Survival and F**king (English)

The year end of 2015 is just around the corner.

Our new project, the drama-English workshop “PLAYGO”, passed the halfway and kicked off working on “12 Angry Men”.

It was challenging to edit the original to one third of the length, but we are sure the participants will have great experience through working on this as it is rare to read through an English-written play even for professional artists in Japan.

We are so thrilled with creation through the rest of 3 months and to see how we end with this project.

 

On the other day, we took part in the symposium on the world drama festivals. I do not want to offend anything and anyone, but I must say I just felt “F**k”…

I was quite surprised how poor the presentation was, the presentation by lecturers of so-called “high-level” universities.

Not only the way they talked, but the contents… Just poor.

You cannot admit they “researched”. What they presented was nothing but the information you can find by web search. The panelists did say “they experienced”, but that sounded very superficial like ordinary tourists. I have to say that was not professional at all. If those kind of people were professional for researches and studies of drama / theatre, Japanese theatre would die. For argument’s sake, let’s say “theatre undeveloped nation, Japan, only has this level of researchers…”
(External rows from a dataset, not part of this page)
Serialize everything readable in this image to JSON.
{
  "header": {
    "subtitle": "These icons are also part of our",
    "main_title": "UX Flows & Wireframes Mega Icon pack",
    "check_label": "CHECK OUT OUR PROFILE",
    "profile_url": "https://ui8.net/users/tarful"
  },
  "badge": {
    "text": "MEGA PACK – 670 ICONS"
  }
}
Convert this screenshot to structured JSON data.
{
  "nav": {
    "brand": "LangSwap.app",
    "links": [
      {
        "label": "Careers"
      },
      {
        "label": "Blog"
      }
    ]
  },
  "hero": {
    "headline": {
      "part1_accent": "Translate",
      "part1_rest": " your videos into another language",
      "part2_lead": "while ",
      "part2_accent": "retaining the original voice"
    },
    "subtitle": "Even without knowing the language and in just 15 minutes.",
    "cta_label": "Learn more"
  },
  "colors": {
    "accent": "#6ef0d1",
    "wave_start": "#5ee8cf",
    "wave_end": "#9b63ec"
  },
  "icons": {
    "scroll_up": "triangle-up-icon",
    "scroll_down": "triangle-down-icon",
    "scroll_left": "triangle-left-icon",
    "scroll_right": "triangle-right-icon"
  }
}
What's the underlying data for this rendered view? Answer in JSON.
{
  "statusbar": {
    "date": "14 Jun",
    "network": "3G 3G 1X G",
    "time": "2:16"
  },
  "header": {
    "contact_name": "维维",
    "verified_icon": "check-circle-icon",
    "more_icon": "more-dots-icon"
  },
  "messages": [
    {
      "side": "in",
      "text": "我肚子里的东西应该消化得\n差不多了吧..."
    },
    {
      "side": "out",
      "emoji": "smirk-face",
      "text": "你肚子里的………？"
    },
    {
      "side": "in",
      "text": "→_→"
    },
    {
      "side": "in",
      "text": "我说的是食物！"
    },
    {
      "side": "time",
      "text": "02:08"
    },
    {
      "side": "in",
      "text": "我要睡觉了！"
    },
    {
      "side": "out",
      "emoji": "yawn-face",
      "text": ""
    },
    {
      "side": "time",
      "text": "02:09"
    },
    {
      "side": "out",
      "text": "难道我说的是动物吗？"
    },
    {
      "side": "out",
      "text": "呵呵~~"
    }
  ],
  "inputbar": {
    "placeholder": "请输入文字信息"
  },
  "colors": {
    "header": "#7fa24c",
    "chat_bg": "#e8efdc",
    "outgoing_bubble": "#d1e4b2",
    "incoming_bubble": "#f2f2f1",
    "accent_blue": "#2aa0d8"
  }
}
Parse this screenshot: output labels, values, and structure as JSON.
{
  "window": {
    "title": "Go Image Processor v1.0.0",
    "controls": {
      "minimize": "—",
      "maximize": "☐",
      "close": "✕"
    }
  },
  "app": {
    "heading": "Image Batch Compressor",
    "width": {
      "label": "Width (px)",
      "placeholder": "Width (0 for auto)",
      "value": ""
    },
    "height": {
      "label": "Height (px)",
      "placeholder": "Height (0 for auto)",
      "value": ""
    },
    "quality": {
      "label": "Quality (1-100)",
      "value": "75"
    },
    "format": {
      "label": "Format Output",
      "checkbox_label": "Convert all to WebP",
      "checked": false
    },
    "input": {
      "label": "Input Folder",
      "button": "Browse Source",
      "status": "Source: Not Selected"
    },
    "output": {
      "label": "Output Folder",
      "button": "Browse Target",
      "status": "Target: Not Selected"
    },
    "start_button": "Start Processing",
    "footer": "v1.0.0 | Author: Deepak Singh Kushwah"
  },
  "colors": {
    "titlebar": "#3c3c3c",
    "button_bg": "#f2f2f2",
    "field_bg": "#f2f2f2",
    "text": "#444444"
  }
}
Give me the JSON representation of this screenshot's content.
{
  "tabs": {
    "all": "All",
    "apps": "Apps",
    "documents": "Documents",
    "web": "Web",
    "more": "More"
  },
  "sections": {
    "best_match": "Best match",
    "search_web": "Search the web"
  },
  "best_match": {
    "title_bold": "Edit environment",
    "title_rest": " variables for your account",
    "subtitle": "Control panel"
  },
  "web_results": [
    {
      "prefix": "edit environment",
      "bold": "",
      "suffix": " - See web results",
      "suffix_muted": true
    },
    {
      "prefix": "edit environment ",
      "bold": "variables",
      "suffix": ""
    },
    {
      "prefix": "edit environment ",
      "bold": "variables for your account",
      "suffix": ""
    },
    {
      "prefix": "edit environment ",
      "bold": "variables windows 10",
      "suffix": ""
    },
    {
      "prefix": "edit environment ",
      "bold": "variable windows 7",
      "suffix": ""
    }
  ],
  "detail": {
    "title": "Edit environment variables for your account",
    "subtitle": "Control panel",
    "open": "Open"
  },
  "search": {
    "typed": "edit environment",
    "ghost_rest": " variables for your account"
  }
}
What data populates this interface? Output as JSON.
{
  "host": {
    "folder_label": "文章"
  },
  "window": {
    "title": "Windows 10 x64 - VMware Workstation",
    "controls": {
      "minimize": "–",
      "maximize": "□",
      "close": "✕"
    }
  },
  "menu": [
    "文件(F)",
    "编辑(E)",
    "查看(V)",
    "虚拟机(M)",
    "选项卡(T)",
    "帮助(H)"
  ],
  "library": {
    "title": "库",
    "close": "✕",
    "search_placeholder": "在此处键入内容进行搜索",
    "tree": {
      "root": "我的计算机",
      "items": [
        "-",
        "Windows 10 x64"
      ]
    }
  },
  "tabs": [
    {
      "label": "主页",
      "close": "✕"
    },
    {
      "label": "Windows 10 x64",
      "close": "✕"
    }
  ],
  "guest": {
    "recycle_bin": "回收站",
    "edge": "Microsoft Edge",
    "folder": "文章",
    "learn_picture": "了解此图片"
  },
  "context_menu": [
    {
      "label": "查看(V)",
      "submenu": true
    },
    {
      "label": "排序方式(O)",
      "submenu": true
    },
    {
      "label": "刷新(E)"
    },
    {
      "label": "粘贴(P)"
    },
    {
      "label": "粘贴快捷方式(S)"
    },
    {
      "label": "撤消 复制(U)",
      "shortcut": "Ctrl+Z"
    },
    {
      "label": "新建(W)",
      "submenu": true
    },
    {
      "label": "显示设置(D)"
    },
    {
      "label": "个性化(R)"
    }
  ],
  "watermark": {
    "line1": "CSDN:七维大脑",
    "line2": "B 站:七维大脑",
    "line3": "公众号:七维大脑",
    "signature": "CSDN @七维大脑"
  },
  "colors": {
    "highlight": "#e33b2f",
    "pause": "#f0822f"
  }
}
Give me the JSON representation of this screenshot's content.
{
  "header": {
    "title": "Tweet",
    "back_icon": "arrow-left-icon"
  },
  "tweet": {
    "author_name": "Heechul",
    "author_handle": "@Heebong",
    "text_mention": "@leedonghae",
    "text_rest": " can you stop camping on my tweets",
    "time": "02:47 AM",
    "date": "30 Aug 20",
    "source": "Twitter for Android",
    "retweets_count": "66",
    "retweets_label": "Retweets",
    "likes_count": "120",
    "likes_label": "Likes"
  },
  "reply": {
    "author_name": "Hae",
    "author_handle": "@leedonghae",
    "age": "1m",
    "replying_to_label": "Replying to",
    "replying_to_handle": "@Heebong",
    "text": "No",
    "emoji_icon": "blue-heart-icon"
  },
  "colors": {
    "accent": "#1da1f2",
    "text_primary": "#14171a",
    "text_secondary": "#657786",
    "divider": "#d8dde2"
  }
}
I just want to make it clear, considering ourselves as a theatre company having participated to the worldwide festival; “it is fine for you to bring superficial information only but DO NOT LIE!”

 

At least, from my real experiences, the Edinburgh Festival Fringe does not focus on standup comedy. (The number of shows itself has been increasing for reasons. The panelist did not mention the recent streams nor backgrounds. ) It is quite rare that the show you bought a ticket for is canceled on the day of performance. (One of the panelists said those cancellation happened often…). Even if that happens, the Fringe office or the venue box office must have the related information in advance. I think the “the panelists” should not talk as if they knew the Fringe with the obvious lack of knowledge and information.

I am so afraid that the audiences might have had the wrong impression about the Fringe.

That drives me mad…

I just cannot stand the fact those kind of “experts” present their thin knowledge, which I would say is “F**k”.

 

I was actually about to stop them during the symposium, but I knew it was not worth it. I do not need to share our precious experiences we gained through tons of struggles. We call ourselves professional and devote ourselves into presenting our works in Edinburgh. I am so sure that any companies challenging for the drama festivals in the world have the same attitude as us.

I strongly hope “the experts” play a role as a bridge connecting the artists like us and audiences, which I assume should be their objectives. Much deeper knowledge and information would lead more audiences to the festivals in the world, which expands the possibilities for drama festivals in Japan… The current situation could stop the growth of so-called “international” drama festivals in Japan.

I have much more things to tell about this but I should stop being depressed.

 

I have just started challenging a new play; “Shopping and F**king” written by a British playwright Mark Ravenhill. I do not think this play has rarely mentioned in Japan yet. I met this on my research about “In-yer-face Theatre” and had strong interests. This play is best for me to learn English and at the same time to try translating “freely”.

Wish I could present this somehow in the future.